_Instructions for the task:_
Each line of the records needs to be written out exactly, with any image left out.
──────── Available records
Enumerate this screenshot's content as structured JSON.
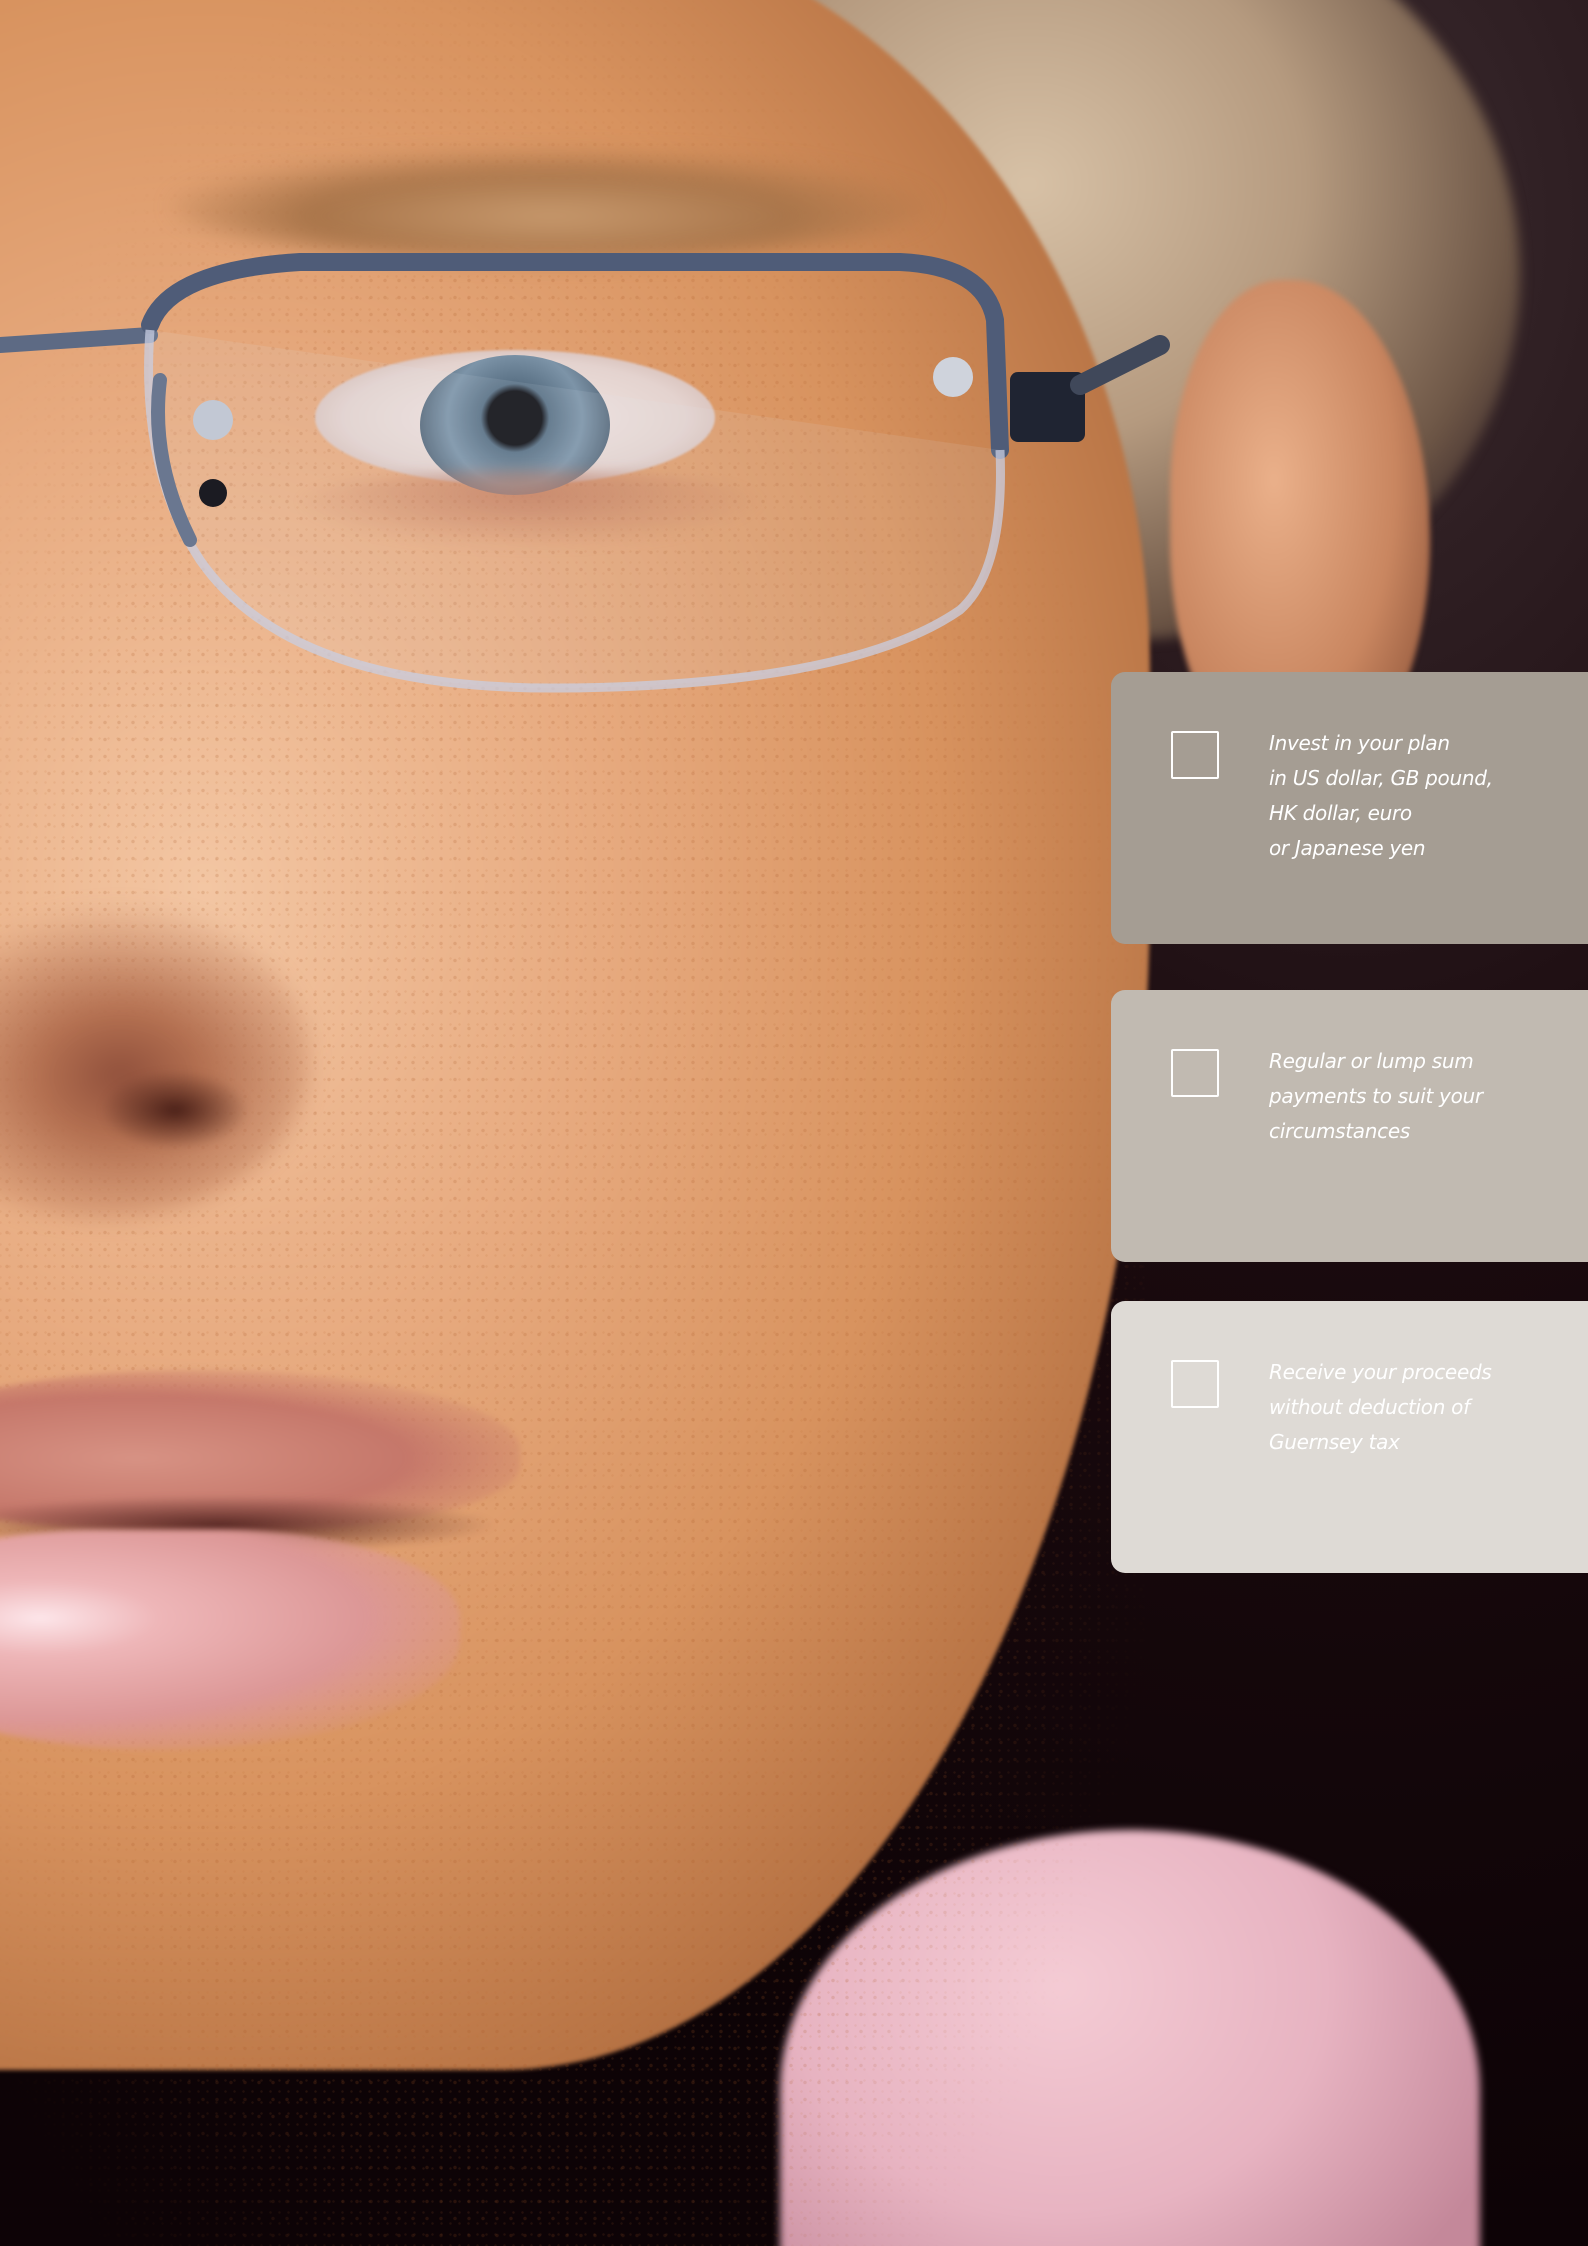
{
  "background": {
    "photo": "portrait-closeup-man-glasses",
    "colors": {
      "skin": "#e7aa7f",
      "backdrop": "#120508",
      "shirt": "#e7b3c1"
    }
  },
  "features": [
    {
      "checked": false,
      "color": "#a59d93",
      "lines": [
        "Invest in your plan",
        "in US dollar, GB pound,",
        "HK dollar, euro",
        "or Japanese yen"
      ]
    },
    {
      "checked": false,
      "color": "#c1bab1",
      "lines": [
        "Regular or lump sum",
        "payments to suit your",
        "circumstances"
      ]
    },
    {
      "checked": false,
      "color": "#dedad5",
      "lines": [
        "Receive your proceeds",
        "without deduction of",
        "Guernsey tax"
      ]
    }
  ]
}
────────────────
_Task result:_
Enumerate this screenshot's content as structured JSON.
{
  "background": {
    "photo": "portrait-closeup-man-glasses",
    "colors": {
      "skin": "#e7aa7f",
      "backdrop": "#120508",
      "shirt": "#e7b3c1"
    }
  },
  "features": [
    {
      "checked": false,
      "color": "#a59d93",
      "lines": [
        "Invest in your plan",
        "in US dollar, GB pound,",
        "HK dollar, euro",
        "or Japanese yen"
      ]
    },
    {
      "checked": false,
      "color": "#c1bab1",
      "lines": [
        "Regular or lump sum",
        "payments to suit your",
        "circumstances"
      ]
    },
    {
      "checked": false,
      "color": "#dedad5",
      "lines": [
        "Receive your proceeds",
        "without deduction of",
        "Guernsey tax"
      ]
    }
  ]
}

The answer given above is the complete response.